Don’t employ a UX designer
Misconstruing the term
UX. I have an issue with the term and its association with web design. Designers struggle to explain it, clients struggle to sell it to their business, no one really understands what it includes. The main thing to understand is user experience isn’t a website, it’s an intangible thing and your whole service is defined by it. There’s no point having a great looking website if the service behind it is failing its customers.
I’m an advocate of sharing the task of creating a good user experience across the team (including clients), and ensuring everyone believes in it without delegating it to the ‘UX person’. I’m an advocate of sharing knowledge and getting everyone involved in research and design so people can appreciate the craft and become part of it.
Agencies across the UK are looking for that “unicorn designer”. The one who can design something which looks great and can code it up. The term “jack of all trades, master of none” springs to mind…
What do we mean by User Experience?
It’s certainly not just making something look good. Some of the best digital experiences look awful, but they just work.

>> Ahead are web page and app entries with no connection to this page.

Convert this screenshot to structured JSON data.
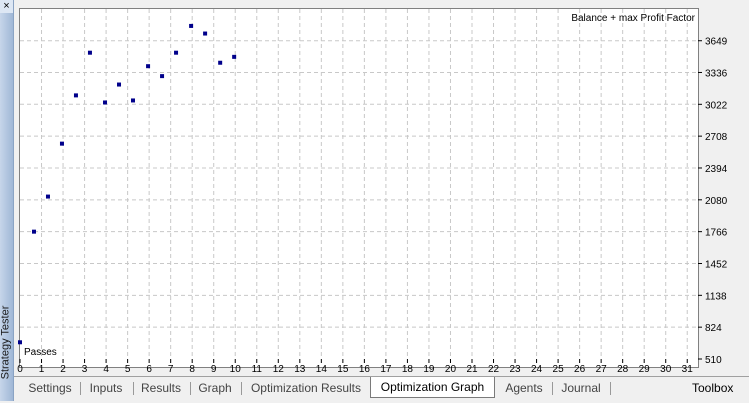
{
  "window": {
    "title": "Strategy Tester",
    "close_label": "×"
  },
  "tabs": [
    {
      "label": "Settings",
      "active": false
    },
    {
      "label": "Inputs",
      "active": false
    },
    {
      "label": "Results",
      "active": false
    },
    {
      "label": "Graph",
      "active": false
    },
    {
      "label": "Optimization Results",
      "active": false
    },
    {
      "label": "Optimization Graph",
      "active": true
    },
    {
      "label": "Agents",
      "active": false
    },
    {
      "label": "Journal",
      "active": false
    }
  ],
  "toolbox_label": "Toolbox",
  "chart_data": {
    "type": "scatter",
    "title": "Balance + max Profit Factor",
    "xlabel": "Passes",
    "ylabel": "",
    "xlim": [
      0,
      31.5
    ],
    "ylim": [
      510,
      3962
    ],
    "x_ticks": [
      0,
      1,
      2,
      3,
      4,
      5,
      6,
      7,
      8,
      9,
      10,
      11,
      12,
      13,
      14,
      15,
      16,
      17,
      18,
      19,
      20,
      21,
      22,
      23,
      24,
      25,
      26,
      27,
      28,
      29,
      30,
      31
    ],
    "y_ticks": [
      510,
      824,
      1138,
      1452,
      1766,
      2080,
      2394,
      2708,
      3022,
      3336,
      3649
    ],
    "grid": true,
    "point_color": "#00008b",
    "points": [
      {
        "x": 0,
        "y": 675
      },
      {
        "x": 0.65,
        "y": 1766
      },
      {
        "x": 1.3,
        "y": 2112
      },
      {
        "x": 1.95,
        "y": 2634
      },
      {
        "x": 2.6,
        "y": 3110
      },
      {
        "x": 3.25,
        "y": 3531
      },
      {
        "x": 3.95,
        "y": 3040
      },
      {
        "x": 4.6,
        "y": 3217
      },
      {
        "x": 5.25,
        "y": 3060
      },
      {
        "x": 5.95,
        "y": 3398
      },
      {
        "x": 6.6,
        "y": 3300
      },
      {
        "x": 7.25,
        "y": 3531
      },
      {
        "x": 7.95,
        "y": 3795
      },
      {
        "x": 8.6,
        "y": 3720
      },
      {
        "x": 9.3,
        "y": 3432
      },
      {
        "x": 9.95,
        "y": 3490
      }
    ]
  }
}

It’s the end to end experience. That time you make someone’s life convenient by meeting a real need. That time someone doesn’t need to call you in an irate mood because they did it for themselves using your service.
User Experience isn’t a discipline we should be selling. It should be a thought process we’re encouraging that brings knowledge, discovery, efficiency, usability, accessibility and quality to every discipline throughout the business. The design process should then utilise all those things to produce informed designs influenced by research. So when you’re trying to hire a UX designer, you should actually be trying to encourage user experience throughout your business, and then hiring good people to instil it.

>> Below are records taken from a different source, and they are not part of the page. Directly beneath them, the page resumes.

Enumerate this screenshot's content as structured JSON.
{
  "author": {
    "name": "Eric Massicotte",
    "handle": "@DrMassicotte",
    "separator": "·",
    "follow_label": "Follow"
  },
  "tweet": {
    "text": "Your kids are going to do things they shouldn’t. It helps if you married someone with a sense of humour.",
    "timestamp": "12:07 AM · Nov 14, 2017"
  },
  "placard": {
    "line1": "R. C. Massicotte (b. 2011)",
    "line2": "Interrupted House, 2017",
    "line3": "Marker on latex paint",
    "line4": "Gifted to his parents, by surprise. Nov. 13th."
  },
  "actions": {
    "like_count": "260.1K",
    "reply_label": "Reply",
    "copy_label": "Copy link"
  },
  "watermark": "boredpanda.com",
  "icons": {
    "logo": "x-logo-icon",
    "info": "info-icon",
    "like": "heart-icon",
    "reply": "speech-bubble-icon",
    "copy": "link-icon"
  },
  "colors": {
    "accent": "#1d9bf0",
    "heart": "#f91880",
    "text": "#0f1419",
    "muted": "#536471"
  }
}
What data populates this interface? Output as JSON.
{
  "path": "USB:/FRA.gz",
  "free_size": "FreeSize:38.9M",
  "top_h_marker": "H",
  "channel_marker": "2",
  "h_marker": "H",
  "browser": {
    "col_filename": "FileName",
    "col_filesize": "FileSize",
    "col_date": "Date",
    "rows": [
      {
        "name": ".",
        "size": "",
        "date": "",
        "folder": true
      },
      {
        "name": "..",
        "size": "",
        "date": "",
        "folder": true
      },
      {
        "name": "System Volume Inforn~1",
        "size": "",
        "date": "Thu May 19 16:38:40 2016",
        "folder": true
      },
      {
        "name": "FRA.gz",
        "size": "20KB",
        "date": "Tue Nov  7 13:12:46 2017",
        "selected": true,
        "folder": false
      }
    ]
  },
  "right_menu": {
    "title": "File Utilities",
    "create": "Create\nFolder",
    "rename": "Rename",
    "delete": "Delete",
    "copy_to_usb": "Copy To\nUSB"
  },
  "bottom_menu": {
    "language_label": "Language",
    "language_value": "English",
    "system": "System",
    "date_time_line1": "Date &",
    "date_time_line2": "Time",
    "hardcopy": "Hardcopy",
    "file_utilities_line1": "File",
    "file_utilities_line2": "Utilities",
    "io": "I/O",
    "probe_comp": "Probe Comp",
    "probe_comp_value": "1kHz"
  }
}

Don Norman (Author of The Design of Everyday Things) explains this pretty well.
That leads me on to my next point…
How can I make things better?
Empathy is the key here to understand your users/customers and to really be a part of the process. Get away from your desk, sit with people, understand things and work out where the problems lie. Then you’re taking charge of the experience, understanding the pain points and needs, then making them better for everyone. This is where you need a great team of people who are all encouraging a good user experience from directors to designers.
If you’re looking to build a team, we’re happy to help. Get in touch.